Walker did not elaborate on what that meant, but lingered looking at the water for a few minutes more. We then walk into a restaurant, where there’s a single customer eating a buttered scone. It’s Lieutenant Governor Byron Mallott.
Walker greets him heartily and they confer on the boats still circling the harbor outside. Walker said he’s keeping an open mind on the Pacific Salmon Treaty as treaty negotiations are still ongoing.
“Well, I have nothing to sign at this point. What I like to do before I make any decisions on anything is I like to hear from all different sides of it. So, that’s the beauty of being in Sitka today and the graciousness of those who have come out to express their opinion. I celebrate that,” Walker said.
What Walker is not celebrating is a potential trade war with China. News broke of China’s retaliatory tariffs on American goods on Friday (06-15-18), including 25% on seafood imports — though not to secondary processing. Walker will meet with U.S. Department of Commerce next week to illustrate what a blow this would be to Alaska’s seafood industry and plans for a natural gas pipeline.

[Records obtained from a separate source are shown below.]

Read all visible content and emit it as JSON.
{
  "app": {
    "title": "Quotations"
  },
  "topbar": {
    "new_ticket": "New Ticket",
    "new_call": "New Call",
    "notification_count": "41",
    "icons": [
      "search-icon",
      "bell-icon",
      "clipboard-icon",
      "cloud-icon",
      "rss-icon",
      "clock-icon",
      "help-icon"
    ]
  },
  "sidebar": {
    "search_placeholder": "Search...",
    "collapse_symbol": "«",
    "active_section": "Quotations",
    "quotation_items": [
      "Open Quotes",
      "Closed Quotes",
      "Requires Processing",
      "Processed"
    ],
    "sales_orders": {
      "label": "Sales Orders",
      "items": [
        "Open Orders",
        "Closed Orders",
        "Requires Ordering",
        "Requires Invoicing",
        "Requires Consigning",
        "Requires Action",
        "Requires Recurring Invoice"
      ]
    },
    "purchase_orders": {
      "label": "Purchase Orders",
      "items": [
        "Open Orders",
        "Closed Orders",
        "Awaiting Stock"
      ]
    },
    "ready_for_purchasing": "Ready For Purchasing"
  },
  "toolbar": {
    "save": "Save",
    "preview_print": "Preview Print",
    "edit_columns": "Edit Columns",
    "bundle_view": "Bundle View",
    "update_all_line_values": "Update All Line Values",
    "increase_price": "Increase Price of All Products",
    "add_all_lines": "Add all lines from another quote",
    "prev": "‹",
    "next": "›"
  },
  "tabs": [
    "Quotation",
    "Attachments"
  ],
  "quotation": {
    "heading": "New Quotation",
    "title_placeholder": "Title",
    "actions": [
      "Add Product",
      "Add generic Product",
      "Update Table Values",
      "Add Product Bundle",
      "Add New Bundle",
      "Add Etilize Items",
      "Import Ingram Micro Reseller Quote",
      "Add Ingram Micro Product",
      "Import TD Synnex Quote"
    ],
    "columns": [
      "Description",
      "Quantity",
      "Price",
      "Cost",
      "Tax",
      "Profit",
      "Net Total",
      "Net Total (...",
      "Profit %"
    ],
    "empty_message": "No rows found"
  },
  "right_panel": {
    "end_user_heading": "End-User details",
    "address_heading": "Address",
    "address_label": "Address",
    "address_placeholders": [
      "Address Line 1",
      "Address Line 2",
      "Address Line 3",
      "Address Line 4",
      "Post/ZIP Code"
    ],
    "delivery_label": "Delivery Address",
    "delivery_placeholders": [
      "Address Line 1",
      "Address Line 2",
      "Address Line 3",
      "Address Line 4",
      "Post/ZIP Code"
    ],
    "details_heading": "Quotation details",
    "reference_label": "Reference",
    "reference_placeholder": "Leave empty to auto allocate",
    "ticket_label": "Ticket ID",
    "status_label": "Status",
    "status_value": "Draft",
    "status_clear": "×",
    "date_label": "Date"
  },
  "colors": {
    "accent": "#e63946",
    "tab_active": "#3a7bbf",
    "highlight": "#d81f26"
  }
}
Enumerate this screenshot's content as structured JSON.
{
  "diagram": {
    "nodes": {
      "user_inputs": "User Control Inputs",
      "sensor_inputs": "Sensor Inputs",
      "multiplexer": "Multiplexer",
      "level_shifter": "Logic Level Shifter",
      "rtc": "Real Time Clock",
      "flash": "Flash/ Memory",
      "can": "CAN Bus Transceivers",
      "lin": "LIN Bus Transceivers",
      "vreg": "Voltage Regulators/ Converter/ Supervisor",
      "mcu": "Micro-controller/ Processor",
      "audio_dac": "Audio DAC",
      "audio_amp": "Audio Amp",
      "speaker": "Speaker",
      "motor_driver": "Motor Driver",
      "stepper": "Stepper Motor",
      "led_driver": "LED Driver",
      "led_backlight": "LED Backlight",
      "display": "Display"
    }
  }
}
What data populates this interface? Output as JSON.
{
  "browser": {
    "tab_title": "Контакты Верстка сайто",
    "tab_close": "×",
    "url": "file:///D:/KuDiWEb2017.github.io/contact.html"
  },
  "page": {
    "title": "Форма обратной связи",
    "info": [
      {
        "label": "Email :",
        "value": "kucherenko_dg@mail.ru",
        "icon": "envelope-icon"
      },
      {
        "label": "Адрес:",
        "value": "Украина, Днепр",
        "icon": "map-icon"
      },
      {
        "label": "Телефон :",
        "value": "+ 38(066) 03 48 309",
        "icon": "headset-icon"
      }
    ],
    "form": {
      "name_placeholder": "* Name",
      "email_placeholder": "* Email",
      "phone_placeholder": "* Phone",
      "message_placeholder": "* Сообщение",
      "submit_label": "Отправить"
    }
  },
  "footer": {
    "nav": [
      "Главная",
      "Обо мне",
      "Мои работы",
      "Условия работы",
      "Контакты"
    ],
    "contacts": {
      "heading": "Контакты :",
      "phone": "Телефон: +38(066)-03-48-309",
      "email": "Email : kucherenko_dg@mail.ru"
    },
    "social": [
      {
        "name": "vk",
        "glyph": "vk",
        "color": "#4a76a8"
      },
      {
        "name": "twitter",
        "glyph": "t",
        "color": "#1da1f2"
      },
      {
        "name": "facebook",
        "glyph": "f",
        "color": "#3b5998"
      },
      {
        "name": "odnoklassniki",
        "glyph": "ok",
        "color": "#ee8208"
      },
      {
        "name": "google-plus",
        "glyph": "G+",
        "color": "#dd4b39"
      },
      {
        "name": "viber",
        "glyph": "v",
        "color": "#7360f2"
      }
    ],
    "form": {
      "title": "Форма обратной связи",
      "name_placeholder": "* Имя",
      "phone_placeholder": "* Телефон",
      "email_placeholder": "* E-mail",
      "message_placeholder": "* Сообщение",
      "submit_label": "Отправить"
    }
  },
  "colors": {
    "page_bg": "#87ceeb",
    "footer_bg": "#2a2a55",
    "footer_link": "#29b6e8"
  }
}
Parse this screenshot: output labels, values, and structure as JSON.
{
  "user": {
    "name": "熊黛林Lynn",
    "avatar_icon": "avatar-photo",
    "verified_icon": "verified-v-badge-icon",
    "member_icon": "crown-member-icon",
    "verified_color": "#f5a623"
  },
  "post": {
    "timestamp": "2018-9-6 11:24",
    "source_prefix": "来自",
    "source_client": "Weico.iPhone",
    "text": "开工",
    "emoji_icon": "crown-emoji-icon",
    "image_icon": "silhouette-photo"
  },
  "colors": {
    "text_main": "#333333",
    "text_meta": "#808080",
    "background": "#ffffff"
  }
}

“We have probably the largest trade opportunity with China from the United States and that’s in our liquefied natural gas. That’s about an $8 to $10 billion dollars export per year and we believe there’s about 100 years of supply. That’s about a trillion dollars,” Walker estimated.
Fresh last month’s trade visit to China, Walker believes a deal between the two nations can be brokered before the tariffs take effect. “I think there’s a deal to be made. I really do. And I think Alaska could likely be a part of the deal,” he said.
Walker said he and Mallott also sent a message to the White House, calling for an end the practice of separating children from their parents at the U.S./Mexico border. The Congressional Delegation has spoken out as well. Walker called the separations “intolerable.” Mallott spoke to the history of Alaska Native children being separated from their parents to attend boarding school.
“I was one of those and as a young person, you don’t think about the anguish and grief that just had to have caused your parents. Now to reflect upon it, it almost takes me to my knees. So I understand fully what’s at stake here,” Mallott said.
Walker listens intently to Mallott talk about this. The two men had an usual road to statewide public office, merging on an independent ticket in 2014. They speak in turns about the tough choices they’ve had to make and how their professional relationship has only grown. Walker said, “We chose each other. We weren’t an arranged marriage as a result of an election or a primary. We chose each other and we remain that way.”
They’re entering this election season with the raceway crowded. Former Senator Mark Begich filed to run as a Democrat, which means voters will have choices on the left and the right — led by former Lieutenant Governor Mead Treadwell and former state senator Mike Dunleavy. As an independent, Walker said they’ll have to work harder to win a three-way race. But his strategy is to shoot down the middle with a bipartisan message. He said, “We’ll continue to be who we are.”
An earlier version of this story said there were two dozen troll vessels in the water. That number was closer to three dozen.